*** Opening of GIVEN RECORDS ***

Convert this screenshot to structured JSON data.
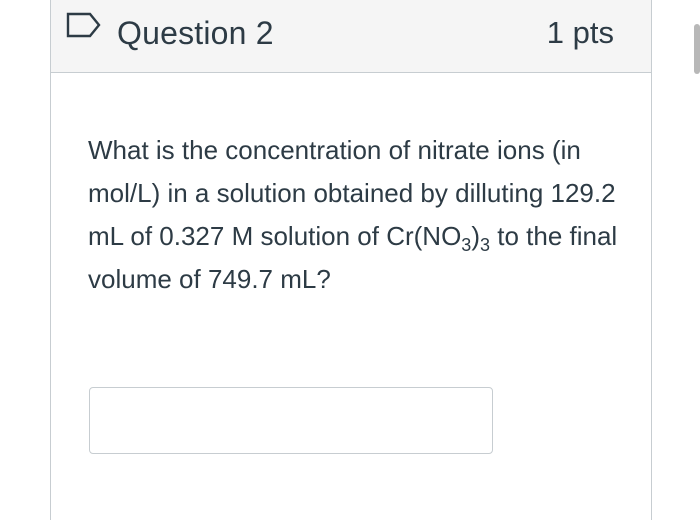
{
  "question": {
    "title": "Question 2",
    "points": "1 pts",
    "flag_icon": "flag-outline-icon",
    "text_part1": "What is the concentration of nitrate ions (in mol/L) in a solution obtained by dilluting 129.2 mL of 0.327 M solution of Cr(NO",
    "sub1": "3",
    "text_part2": ")",
    "sub2": "3",
    "text_part3": " to the final volume of 749.7 mL?",
    "answer_value": ""
  },
  "colors": {
    "header_bg": "#f5f5f5",
    "border": "#c7cdd1",
    "flag_stroke": "#2d3b45",
    "text": "#2d3b45"
  }
}
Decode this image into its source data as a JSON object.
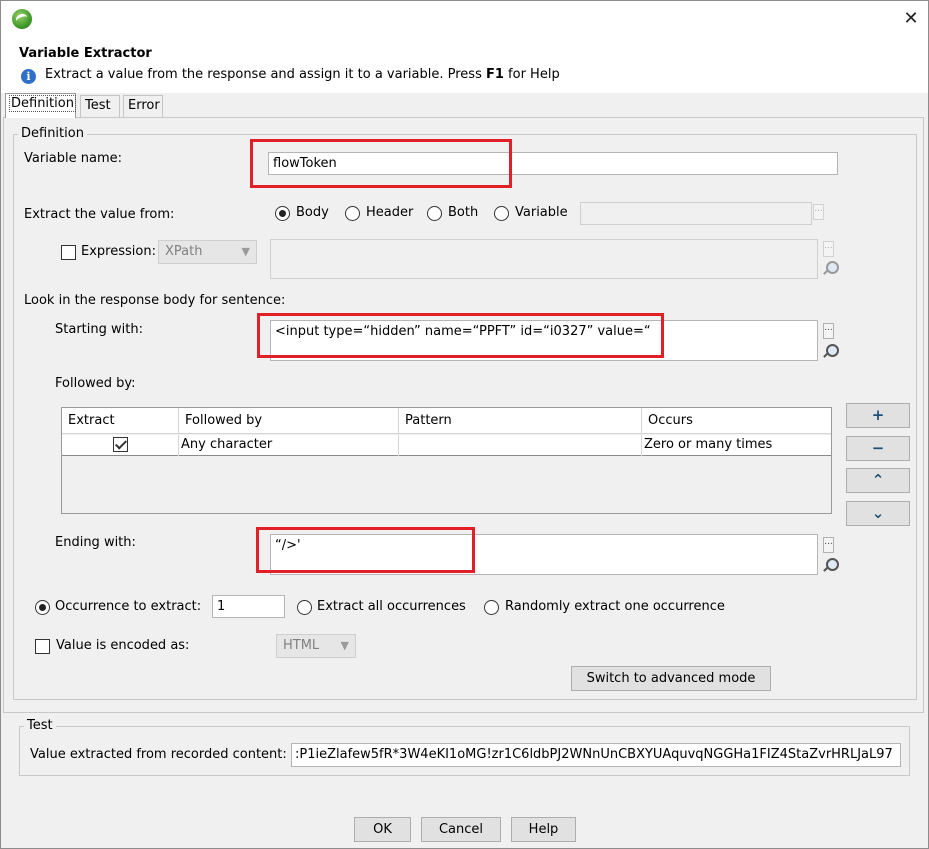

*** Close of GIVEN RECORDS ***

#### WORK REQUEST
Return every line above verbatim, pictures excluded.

#### YOUR SOLUTION
Convert this screenshot to structured JSON data.
{
  "question": {
    "title": "Question 2",
    "points": "1 pts",
    "flag_icon": "flag-outline-icon",
    "text_part1": "What is the concentration of nitrate ions (in mol/L) in a solution obtained by dilluting 129.2 mL of 0.327 M solution of Cr(NO",
    "sub1": "3",
    "text_part2": ")",
    "sub2": "3",
    "text_part3": " to the final volume of 749.7 mL?",
    "answer_value": ""
  },
  "colors": {
    "header_bg": "#f5f5f5",
    "border": "#c7cdd1",
    "flag_stroke": "#2d3b45",
    "text": "#2d3b45"
  }
}
Decode this image into its source data as a JSON object.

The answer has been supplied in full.